Prior to the meeting, Jackson Center Fiscal Officer Bev Wren outlined how the meeting would be conducted in an email sent to those who regularly attend saying this would be an abbreviated meeting with no departmental or committee reports on the agenda.
Though qute busy juggling priorities in the current state of affairs, Village Administrator Bruce Metz and Mayor Scott Klopfenstein took time for phone interviews to provide the information used to write this article to keep everyone informed about what did take place at the meeting and share other noteworthy information to help alleviate any confusion about village affairs and provide encouragement to all concerned.
Council passed a resolution declaring a “State of Emergency” due to the COVID-19 (coronavirus pandemic). Metz pointed out that in part passing this emergency measure is just a technicality that eliminates a lot of red tape and paves the way for emergency assistance should the need arise.
“Though we are facing a variety of unprecedented challenges, we are doing everything in our power to keep everyone safe and make the necessary changes to do so until this thing plays itself out,” said Metz. “Declaring an emergency makes us eligible for certain benefits and assistance that would not normally be available but may be obtainable in the future due to the unusual circumstances, we just want to be prepared if things go sour. We are taking the necessary precautions to lay out the groundwork for future events should they take place. One of the primary focuses is meeting the needs of our first responders and providing them with all the resources necessary to carry out their services in these challenging times; we are hoping for the best but planning for the worst. This declaration is in effect for 60 days; we can renew it if needed but hopefully that won’t be necessary.”
The only other business on the agenda was discussion Item COVID-19; “Where we are and where we are headed as a village.” During this time of discussion, Metz outlined changes in village operations and future plans. Metz told council that he and his administrative assistants had revised the work schedule for the village staff to insure “social distancing” requirements would be observed for the safety of all concerned.
“Starting Wednesday, we will shift from our regular routine to alternating work schedules so our staff will not be working the same places or office areas at the same hours to insure their safety. Village vehicles may only be occupied by one person at a time and we have provided the means for occupants to wipe down and sterilize the inside of the vehicle after each use; all village employees are also required to take their temperature before reporting to work to ensure they do not have symptoms of illness.
“Zoning Officer Ed Maxwell will be working from his home; as for everyone else, the amended work schedules will be in effect until April 6. Of course any of this can change at a moment’s notice depending on any change of orders from Governor DeWine,” Metz said.
Council also gave its nod to move forward with plans to authorize a mutual aid ordinance as soon as Solicitor Mike Burton had the document ready for approval.
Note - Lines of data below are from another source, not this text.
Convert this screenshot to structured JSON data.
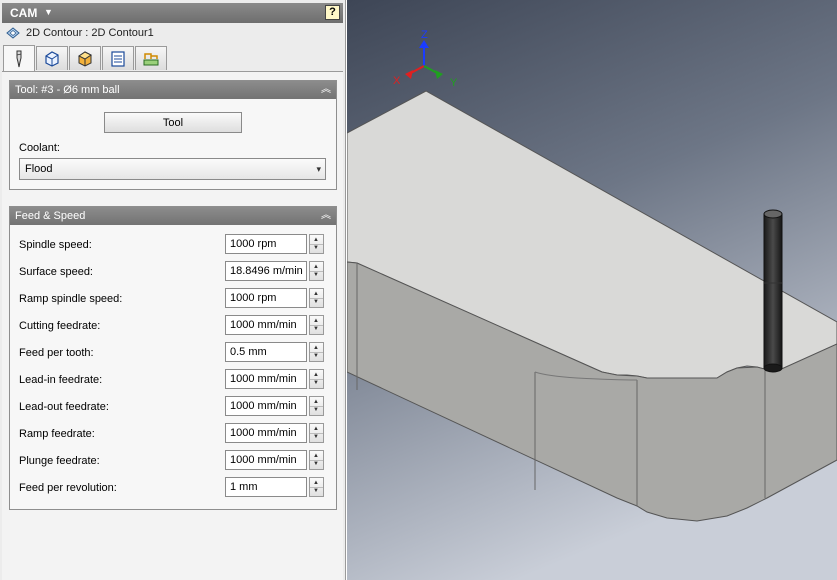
{
  "header": {
    "title": "CAM",
    "help_label": "?"
  },
  "breadcrumb": {
    "text": "2D Contour : 2D Contour1"
  },
  "tabs": [
    {
      "icon": "tool-icon",
      "active": true
    },
    {
      "icon": "geometry-icon"
    },
    {
      "icon": "heights-icon"
    },
    {
      "icon": "passes-icon"
    },
    {
      "icon": "linking-icon"
    }
  ],
  "tool_group": {
    "header": "Tool: #3 - Ø6 mm ball",
    "tool_button": "Tool",
    "coolant_label": "Coolant:",
    "coolant_value": "Flood"
  },
  "feed_group": {
    "header": "Feed & Speed",
    "rows": [
      {
        "label": "Spindle speed:",
        "value": "1000 rpm"
      },
      {
        "label": "Surface speed:",
        "value": "18.8496 m/min"
      },
      {
        "label": "Ramp spindle speed:",
        "value": "1000 rpm"
      },
      {
        "label": "Cutting feedrate:",
        "value": "1000 mm/min"
      },
      {
        "label": "Feed per tooth:",
        "value": "0.5 mm"
      },
      {
        "label": "Lead-in feedrate:",
        "value": "1000 mm/min"
      },
      {
        "label": "Lead-out feedrate:",
        "value": "1000 mm/min"
      },
      {
        "label": "Ramp feedrate:",
        "value": "1000 mm/min"
      },
      {
        "label": "Plunge feedrate:",
        "value": "1000 mm/min"
      },
      {
        "label": "Feed per revolution:",
        "value": "1 mm"
      }
    ]
  },
  "viewport": {
    "axis_labels": {
      "z": "Z",
      "x": "X",
      "y": "Y"
    },
    "axis_colors": {
      "z": "#1a3cff",
      "x": "#e02020",
      "y": "#1fa01f"
    }
  }
}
The ordinance will allow Jackson Center, Anna, and Botkins to provide each other with mutual aid in the areas of water/sewer/ mutual public utilities/and public works systems should the need arise due to emergency situations that would leave any of the three villages short on help.
Metz and Klopfenstein expressed their appreciation for all the village employees.
“Every day when I walk into a warm house, take a hot shower, or get a drink of water I’m reminded of all our village employees do to make our lives better,” said Klopfenstein, “I know I don’t tell them that enough so I’m saying it now. I hope our citizens also understand the need to be patient and understanding while we are experiencing the ripple effects of this epidemic, we’re doing all we can to keep everyone healthy and maintain some normalcy in these demanding times.”
Metz agreed thanking everyone for continuing to do a great job despite the challenges brought on by the COVID-19 pandemic.
“We have been giving this situation 110% of our attention every waking hour of every day to insure the health and well-being of our residents and a host of others in our local communities. I’m very proud of the way everyone is stepping up to the plate, going above and beyond what is expected of them in our hour of need. While we are doing all we can on our end, I want to take this opportunity to remind everyone that most of what takes place for us as individuals will be determined by our own choices and sense of personal responsibility. A lot of this starts in our own homes and how we conduct our daily living; we are in uncharted waters here so for now we should all err on the side of caution endeavoring to put our wants off to the side and focus on our needs. Much of what we experience will be determined by how we interact with each other, how we react to things that happen and what we do in response to those situations; we must remain calm, think things through and do what is best for all of us, not just ourselves. We live in challenging times but I have faith that that people around here will all pull together just like we always have in the past, we will press on and we will get through this. Thanks in advance to everyone for everything they do help out, it’s what we are, it’s what we do.” Metz said.
Though closed to the public for the time being, JC Village office hours are 8 a.m. until 4 p.m. Monday to Friday. Anyone having questions, comments, or suggestions for the village administration may call: 937-596-6314, or email him at email@example.com or the fiscal officer at firstname.lastname@example.org.
The writer is a regular contributor to the Sidney Daily News.